[WHAT IS BEING ASKED]:
Report each line of the records below that uses the word "price".

======== THE DATA ========

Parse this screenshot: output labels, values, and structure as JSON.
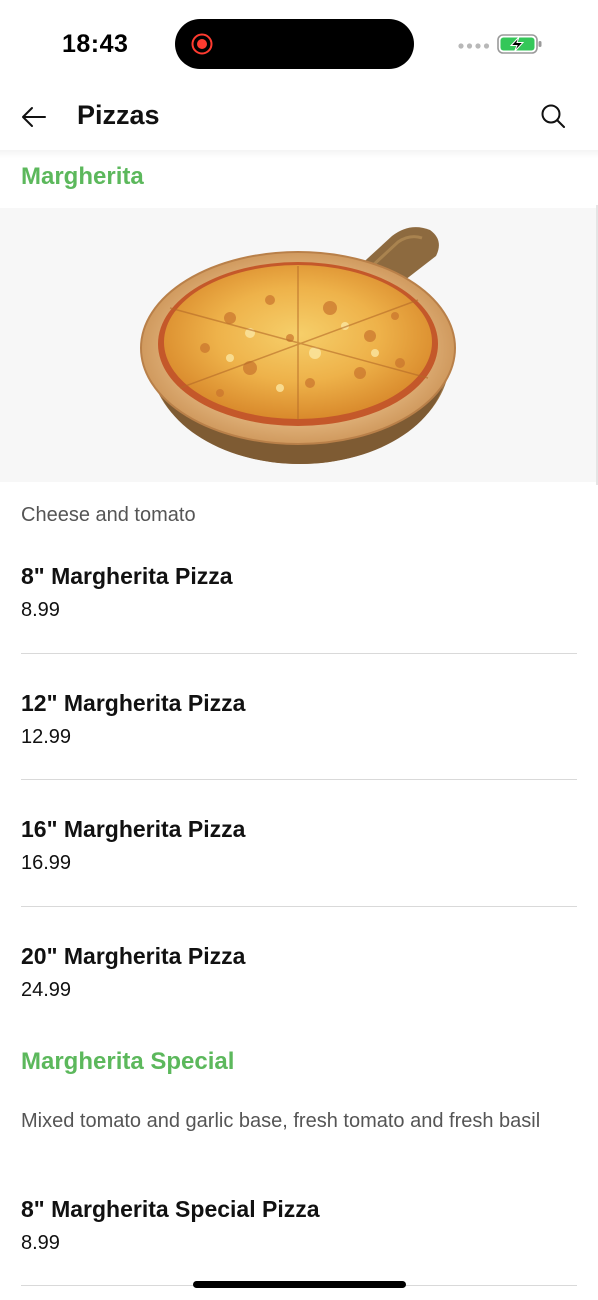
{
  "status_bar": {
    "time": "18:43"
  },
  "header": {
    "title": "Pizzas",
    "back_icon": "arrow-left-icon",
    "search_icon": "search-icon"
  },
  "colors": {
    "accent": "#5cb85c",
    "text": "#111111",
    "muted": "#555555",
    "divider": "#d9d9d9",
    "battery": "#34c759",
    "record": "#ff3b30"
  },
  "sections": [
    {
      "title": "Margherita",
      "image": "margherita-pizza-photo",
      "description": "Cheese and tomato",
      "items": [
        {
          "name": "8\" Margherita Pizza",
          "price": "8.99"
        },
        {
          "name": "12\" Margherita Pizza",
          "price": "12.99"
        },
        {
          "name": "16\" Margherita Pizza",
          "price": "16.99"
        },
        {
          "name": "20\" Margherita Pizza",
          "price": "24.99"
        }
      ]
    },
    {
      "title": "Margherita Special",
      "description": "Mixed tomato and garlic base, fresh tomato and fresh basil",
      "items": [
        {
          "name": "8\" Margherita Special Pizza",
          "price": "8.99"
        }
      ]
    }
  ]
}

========

[RESULT FOR THIS TASK]:
          "price": "8.99"
          "price": "12.99"
          "price": "16.99"
          "price": "24.99"
          "price": "8.99"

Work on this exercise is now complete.